- **What this task involves**
Please return the records below exactly as they stand, with the pictures removed.

- **Task input**
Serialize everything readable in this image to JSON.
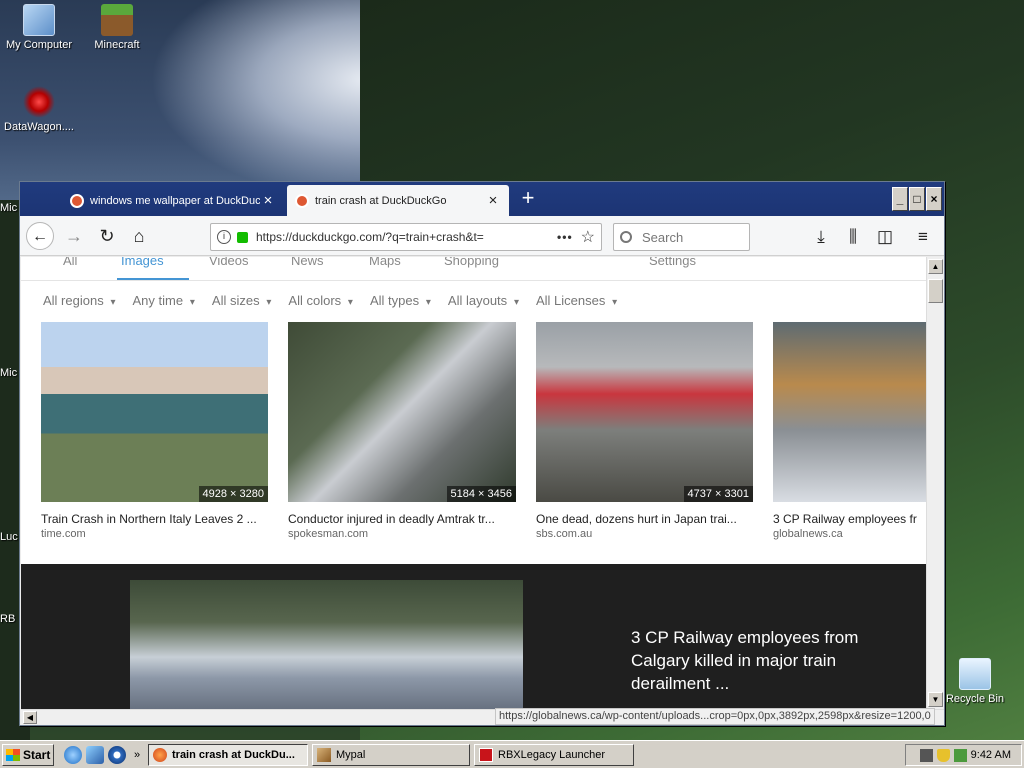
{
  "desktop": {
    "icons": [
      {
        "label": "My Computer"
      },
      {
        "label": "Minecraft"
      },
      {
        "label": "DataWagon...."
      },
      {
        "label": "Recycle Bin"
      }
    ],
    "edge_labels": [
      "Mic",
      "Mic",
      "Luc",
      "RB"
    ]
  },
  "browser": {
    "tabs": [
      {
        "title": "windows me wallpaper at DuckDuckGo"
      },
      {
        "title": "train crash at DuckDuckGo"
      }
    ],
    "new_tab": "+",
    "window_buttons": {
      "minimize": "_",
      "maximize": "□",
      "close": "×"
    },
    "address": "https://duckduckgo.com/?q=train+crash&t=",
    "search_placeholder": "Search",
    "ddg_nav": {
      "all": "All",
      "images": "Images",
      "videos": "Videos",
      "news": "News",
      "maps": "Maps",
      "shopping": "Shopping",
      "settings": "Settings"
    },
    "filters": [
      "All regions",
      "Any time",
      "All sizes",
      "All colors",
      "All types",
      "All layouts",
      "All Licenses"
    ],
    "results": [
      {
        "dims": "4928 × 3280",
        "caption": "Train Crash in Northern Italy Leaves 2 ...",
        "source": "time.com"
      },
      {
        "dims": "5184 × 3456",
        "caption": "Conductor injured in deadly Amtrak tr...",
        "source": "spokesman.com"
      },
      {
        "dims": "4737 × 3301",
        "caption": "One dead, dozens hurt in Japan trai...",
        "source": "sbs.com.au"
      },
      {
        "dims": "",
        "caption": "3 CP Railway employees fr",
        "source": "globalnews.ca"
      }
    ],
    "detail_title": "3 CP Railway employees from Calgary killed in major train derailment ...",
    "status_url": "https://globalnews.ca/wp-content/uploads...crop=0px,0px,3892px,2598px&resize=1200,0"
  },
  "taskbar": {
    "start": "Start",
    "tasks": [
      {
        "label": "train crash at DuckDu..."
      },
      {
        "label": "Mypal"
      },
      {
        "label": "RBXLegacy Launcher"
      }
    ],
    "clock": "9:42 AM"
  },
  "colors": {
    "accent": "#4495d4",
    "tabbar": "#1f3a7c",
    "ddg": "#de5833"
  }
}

- **Finished exercise**
Serialize everything readable in this image to JSON.
{
  "desktop": {
    "icons": [
      {
        "label": "My Computer"
      },
      {
        "label": "Minecraft"
      },
      {
        "label": "DataWagon...."
      },
      {
        "label": "Recycle Bin"
      }
    ],
    "edge_labels": [
      "Mic",
      "Mic",
      "Luc",
      "RB"
    ]
  },
  "browser": {
    "tabs": [
      {
        "title": "windows me wallpaper at DuckDuckGo"
      },
      {
        "title": "train crash at DuckDuckGo"
      }
    ],
    "new_tab": "+",
    "window_buttons": {
      "minimize": "_",
      "maximize": "□",
      "close": "×"
    },
    "address": "https://duckduckgo.com/?q=train+crash&t=",
    "search_placeholder": "Search",
    "ddg_nav": {
      "all": "All",
      "images": "Images",
      "videos": "Videos",
      "news": "News",
      "maps": "Maps",
      "shopping": "Shopping",
      "settings": "Settings"
    },
    "filters": [
      "All regions",
      "Any time",
      "All sizes",
      "All colors",
      "All types",
      "All layouts",
      "All Licenses"
    ],
    "results": [
      {
        "dims": "4928 × 3280",
        "caption": "Train Crash in Northern Italy Leaves 2 ...",
        "source": "time.com"
      },
      {
        "dims": "5184 × 3456",
        "caption": "Conductor injured in deadly Amtrak tr...",
        "source": "spokesman.com"
      },
      {
        "dims": "4737 × 3301",
        "caption": "One dead, dozens hurt in Japan trai...",
        "source": "sbs.com.au"
      },
      {
        "dims": "",
        "caption": "3 CP Railway employees fr",
        "source": "globalnews.ca"
      }
    ],
    "detail_title": "3 CP Railway employees from Calgary killed in major train derailment ...",
    "status_url": "https://globalnews.ca/wp-content/uploads...crop=0px,0px,3892px,2598px&resize=1200,0"
  },
  "taskbar": {
    "start": "Start",
    "tasks": [
      {
        "label": "train crash at DuckDu..."
      },
      {
        "label": "Mypal"
      },
      {
        "label": "RBXLegacy Launcher"
      }
    ],
    "clock": "9:42 AM"
  },
  "colors": {
    "accent": "#4495d4",
    "tabbar": "#1f3a7c",
    "ddg": "#de5833"
  }
}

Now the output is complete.